“No horse lover wants to hear that,” Clare said. “He was my baby.”

For the first six years of his, life Kosmios resided on a farm owned by Ruth Putnam before he was purchased for Clare by her father Woody Friend, a retired Air Force Lt. Col.

Clare said Kosmios was one of the horses she thought Putnam would never sell.

“He was the prettiest thing I’d ever seen,” she said.

In 2010, Clare began volunteering in the caisson funerals available at Camp Nelson National Cemetery. Those funerals include a single horse-drawn Caisson, a riderless horse and a light artillery piece.

“We’re one out of only three in the nation,” said Col. Tracy Lucas, Commander of the Camp Nelson Honor Guard. “And were the only one in the nation that’s all volunteer.”

The Camp Nelson Honor Guard Caisson Platoon incurs expenses of approximately $250 per service. Though it is requested, no military or veteran who is eligible to be buried at Camp Nelson is ever turned away due to an inability to pay an honorarium. The honor guard will never send an invoice or bill according to the Camp Nelson Honor Guard website.

In the funerals, Clare would lead the caisson horse — the horse that pulls the flag draped casket. She said she wanted to get her father involved by having him lead the riderless horse.

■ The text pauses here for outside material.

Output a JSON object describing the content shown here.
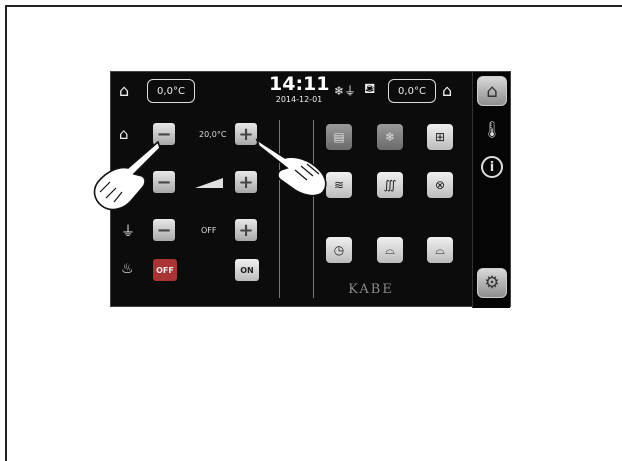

Woody said if he was going to lead a horse, it was going to have to be better-looking one than the one that was being used at the time, so he suggested Kosmios.

“He was snow white and absolutely beautiful,” Woody said.

As the riderless horse, Kosmios would carry an empty saddle on his back with boots reversed in the stirrups. This symbolized the deceased veteran’s final farewell and that he or she would never ride again.

Clare was hesitant about using the Arabian horse at first, because he was known to be very excitable.

“My first words were ‘you’re nuts’,” Clare said.

The first time Kosmios was at the cemetery, he was spooked by a truck bringing in tombstones.

“He saw that big semi, and the breaks went off, and he lost it,” Clare said.

Eventually, he got used to the sounds and occurrences at the national cemetery.

“As time went on, he got better and better at it,” Clare said.

Kosmios, the only solid white Arabian on the 13-horse family-owned farm, was buried on the property on Friday.

“I am heart broken,” Clare said. “But he served his veterans, and that was a nice thing.”

Lucas said he will contact the Director of Camp Nelson National Cemetery to discuss hosting a ceremony for Kosmios similar to the one that was hosted a few months ago for Iireland, a military K-9 who served two tours in Iraq.

“Everybody loved that horse,” Lucas said. “He’s took a lot (of military and veterans) to their resting place with respect and honor.”

Kosmios poses for a picture.

“He was a ham for being photographed,” Woody Friend said.

Woody Friend leading Kosmios during Memorial Day. “He was a wonderful horse and were going to miss him,” Friend said.